[Start of section]
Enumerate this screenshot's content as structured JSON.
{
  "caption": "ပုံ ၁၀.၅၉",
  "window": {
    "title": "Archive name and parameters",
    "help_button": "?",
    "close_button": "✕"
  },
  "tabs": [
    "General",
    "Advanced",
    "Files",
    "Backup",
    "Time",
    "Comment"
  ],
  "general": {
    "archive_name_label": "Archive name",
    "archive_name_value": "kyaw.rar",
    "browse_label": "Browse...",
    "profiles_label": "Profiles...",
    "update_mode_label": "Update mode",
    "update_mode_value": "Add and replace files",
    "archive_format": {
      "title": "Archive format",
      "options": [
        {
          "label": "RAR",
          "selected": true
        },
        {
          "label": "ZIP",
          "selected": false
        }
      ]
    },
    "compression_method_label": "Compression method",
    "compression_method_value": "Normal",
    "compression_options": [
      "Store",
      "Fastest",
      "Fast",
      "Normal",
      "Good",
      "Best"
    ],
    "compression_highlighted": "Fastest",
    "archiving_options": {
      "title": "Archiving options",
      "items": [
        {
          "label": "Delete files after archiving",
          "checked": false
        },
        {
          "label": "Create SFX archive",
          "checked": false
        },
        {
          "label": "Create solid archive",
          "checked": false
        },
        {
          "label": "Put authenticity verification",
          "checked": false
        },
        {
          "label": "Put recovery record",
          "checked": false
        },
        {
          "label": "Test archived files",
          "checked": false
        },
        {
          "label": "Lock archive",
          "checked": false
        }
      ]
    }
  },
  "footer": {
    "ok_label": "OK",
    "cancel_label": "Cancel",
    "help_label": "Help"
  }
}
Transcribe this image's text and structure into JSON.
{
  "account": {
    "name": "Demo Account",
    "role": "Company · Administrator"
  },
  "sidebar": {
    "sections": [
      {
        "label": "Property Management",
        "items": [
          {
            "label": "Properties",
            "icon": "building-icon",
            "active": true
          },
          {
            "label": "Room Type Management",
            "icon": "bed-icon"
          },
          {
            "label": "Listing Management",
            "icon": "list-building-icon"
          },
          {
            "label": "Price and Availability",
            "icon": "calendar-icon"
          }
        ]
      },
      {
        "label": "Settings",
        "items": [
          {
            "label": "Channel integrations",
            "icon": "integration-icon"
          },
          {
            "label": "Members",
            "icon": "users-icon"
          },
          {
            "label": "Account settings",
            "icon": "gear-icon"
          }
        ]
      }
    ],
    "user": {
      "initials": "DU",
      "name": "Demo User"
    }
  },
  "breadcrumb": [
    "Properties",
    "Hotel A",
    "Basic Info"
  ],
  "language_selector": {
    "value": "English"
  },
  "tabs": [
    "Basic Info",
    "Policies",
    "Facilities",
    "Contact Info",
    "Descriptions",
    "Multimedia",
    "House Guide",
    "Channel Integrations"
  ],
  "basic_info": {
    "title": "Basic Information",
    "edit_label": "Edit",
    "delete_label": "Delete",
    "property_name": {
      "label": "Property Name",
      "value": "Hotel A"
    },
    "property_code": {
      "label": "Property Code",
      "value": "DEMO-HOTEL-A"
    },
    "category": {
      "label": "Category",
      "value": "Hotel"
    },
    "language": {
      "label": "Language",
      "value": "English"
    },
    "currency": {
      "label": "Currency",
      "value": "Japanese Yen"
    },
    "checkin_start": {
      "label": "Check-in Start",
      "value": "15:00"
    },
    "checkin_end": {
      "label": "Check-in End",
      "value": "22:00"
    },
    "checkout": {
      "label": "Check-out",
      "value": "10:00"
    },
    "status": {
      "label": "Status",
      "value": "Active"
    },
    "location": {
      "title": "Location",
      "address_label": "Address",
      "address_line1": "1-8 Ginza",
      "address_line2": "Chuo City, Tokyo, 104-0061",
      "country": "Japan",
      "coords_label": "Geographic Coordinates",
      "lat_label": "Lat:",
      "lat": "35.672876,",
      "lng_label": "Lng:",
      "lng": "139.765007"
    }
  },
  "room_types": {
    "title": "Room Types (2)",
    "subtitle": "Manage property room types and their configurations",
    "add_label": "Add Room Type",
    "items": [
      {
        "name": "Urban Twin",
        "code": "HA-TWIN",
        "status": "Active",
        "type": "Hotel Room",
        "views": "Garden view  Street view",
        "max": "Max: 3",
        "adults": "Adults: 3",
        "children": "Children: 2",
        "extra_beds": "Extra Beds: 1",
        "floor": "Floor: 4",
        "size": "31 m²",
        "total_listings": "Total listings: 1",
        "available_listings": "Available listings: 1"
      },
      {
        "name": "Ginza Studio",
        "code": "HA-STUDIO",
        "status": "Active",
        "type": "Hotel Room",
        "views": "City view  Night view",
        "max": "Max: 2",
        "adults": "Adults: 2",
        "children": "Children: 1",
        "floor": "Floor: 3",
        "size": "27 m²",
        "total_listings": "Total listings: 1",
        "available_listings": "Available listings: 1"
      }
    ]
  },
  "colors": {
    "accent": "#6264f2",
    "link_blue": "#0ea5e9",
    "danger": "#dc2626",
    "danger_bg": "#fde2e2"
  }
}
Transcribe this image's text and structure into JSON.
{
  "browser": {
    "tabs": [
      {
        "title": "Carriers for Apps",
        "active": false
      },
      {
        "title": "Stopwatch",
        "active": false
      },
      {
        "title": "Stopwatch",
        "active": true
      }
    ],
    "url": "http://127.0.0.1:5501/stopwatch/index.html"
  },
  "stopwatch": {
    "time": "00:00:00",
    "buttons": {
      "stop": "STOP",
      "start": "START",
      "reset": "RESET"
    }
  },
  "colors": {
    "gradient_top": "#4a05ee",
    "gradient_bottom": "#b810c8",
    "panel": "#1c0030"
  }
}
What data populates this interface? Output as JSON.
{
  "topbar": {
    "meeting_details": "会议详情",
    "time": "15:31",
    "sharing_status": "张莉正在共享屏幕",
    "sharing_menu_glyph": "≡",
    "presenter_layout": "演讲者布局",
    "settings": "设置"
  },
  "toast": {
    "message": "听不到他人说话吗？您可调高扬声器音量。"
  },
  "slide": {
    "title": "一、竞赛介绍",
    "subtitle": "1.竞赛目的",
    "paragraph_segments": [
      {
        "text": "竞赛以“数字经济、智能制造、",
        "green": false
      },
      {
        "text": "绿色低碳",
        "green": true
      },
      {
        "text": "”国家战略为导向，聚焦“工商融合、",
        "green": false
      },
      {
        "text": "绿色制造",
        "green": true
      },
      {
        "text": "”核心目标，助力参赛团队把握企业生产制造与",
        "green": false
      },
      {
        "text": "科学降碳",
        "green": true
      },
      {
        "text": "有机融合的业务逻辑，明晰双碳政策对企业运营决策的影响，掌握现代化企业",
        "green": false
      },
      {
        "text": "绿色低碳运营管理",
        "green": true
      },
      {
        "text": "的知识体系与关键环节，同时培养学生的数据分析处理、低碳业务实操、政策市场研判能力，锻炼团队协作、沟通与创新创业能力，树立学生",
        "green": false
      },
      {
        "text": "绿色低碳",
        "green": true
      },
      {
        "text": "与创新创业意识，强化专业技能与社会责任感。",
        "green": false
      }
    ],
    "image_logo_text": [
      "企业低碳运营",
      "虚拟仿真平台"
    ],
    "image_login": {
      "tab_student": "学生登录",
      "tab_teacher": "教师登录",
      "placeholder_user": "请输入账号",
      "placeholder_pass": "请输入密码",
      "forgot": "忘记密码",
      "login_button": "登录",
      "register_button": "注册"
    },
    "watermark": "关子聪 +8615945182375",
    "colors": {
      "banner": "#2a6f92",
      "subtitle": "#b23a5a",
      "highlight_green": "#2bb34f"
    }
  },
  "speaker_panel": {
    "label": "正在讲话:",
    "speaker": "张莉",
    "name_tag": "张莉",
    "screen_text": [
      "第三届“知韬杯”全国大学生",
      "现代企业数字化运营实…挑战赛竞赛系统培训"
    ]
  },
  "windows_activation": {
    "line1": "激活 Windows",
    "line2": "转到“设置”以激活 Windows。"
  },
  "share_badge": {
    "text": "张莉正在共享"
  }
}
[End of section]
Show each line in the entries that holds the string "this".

Enumerate this screenshot's content as structured JSON.
Transcribe this image's text and structure into JSON.
Transcribe this image's text and structure into JSON.
What data populates this interface? Output as JSON.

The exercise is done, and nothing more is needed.